### REQUIRED ACTION
Before returning the data, strip out the pictures and keep everything else exactly the same.

(MATERIAL TO PROCESS)

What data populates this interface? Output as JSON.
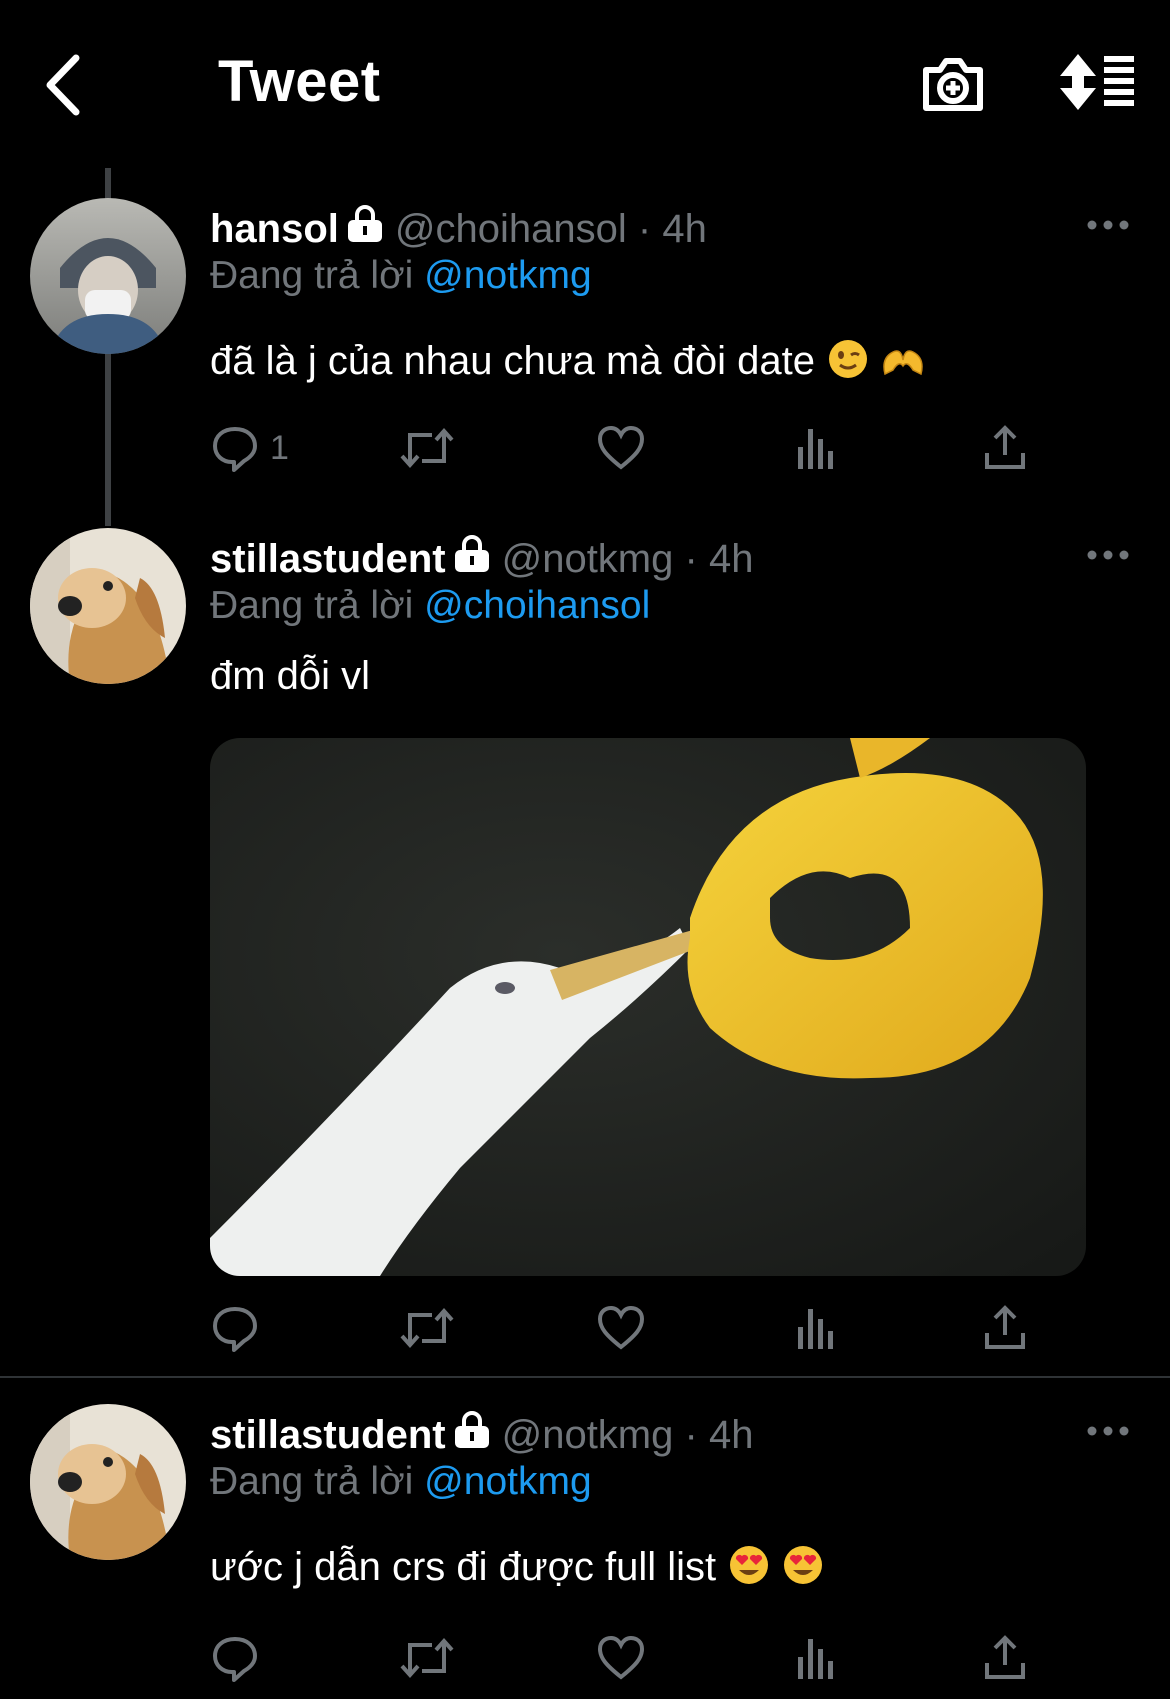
{
  "header": {
    "title": "Tweet"
  },
  "tweets": [
    {
      "name": "hansol",
      "handle": "@choihansol",
      "dot": "·",
      "time": "4h",
      "replying_prefix": "Đang trả lời",
      "replying_to": "@notkmg",
      "text": "đã là j của nhau chưa mà đòi date",
      "reply_count": "1"
    },
    {
      "name": "stillastudent",
      "handle": "@notkmg",
      "dot": "·",
      "time": "4h",
      "replying_prefix": "Đang trả lời",
      "replying_to": "@choihansol",
      "text": "đm dỗi vl"
    },
    {
      "name": "stillastudent",
      "handle": "@notkmg",
      "dot": "·",
      "time": "4h",
      "replying_prefix": "Đang trả lời",
      "replying_to": "@notkmg",
      "text": "ước j dẫn crs đi được full list"
    }
  ],
  "colors": {
    "accent": "#1d9bf0",
    "muted": "#71767b",
    "background": "#000000"
  },
  "icons": [
    "back-arrow-icon",
    "camera-plus-icon",
    "sort-icon",
    "lock-icon",
    "more-icon",
    "reply-icon",
    "retweet-icon",
    "like-icon",
    "views-icon",
    "share-icon"
  ]
}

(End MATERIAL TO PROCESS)

### TASK ANSWER
What data populates this interface? Output as JSON.
{
  "header": {
    "title": "Tweet"
  },
  "tweets": [
    {
      "name": "hansol",
      "handle": "@choihansol",
      "dot": "·",
      "time": "4h",
      "replying_prefix": "Đang trả lời",
      "replying_to": "@notkmg",
      "text": "đã là j của nhau chưa mà đòi date",
      "reply_count": "1"
    },
    {
      "name": "stillastudent",
      "handle": "@notkmg",
      "dot": "·",
      "time": "4h",
      "replying_prefix": "Đang trả lời",
      "replying_to": "@choihansol",
      "text": "đm dỗi vl"
    },
    {
      "name": "stillastudent",
      "handle": "@notkmg",
      "dot": "·",
      "time": "4h",
      "replying_prefix": "Đang trả lời",
      "replying_to": "@notkmg",
      "text": "ước j dẫn crs đi được full list"
    }
  ],
  "colors": {
    "accent": "#1d9bf0",
    "muted": "#71767b",
    "background": "#000000"
  },
  "icons": [
    "back-arrow-icon",
    "camera-plus-icon",
    "sort-icon",
    "lock-icon",
    "more-icon",
    "reply-icon",
    "retweet-icon",
    "like-icon",
    "views-icon",
    "share-icon"
  ]
}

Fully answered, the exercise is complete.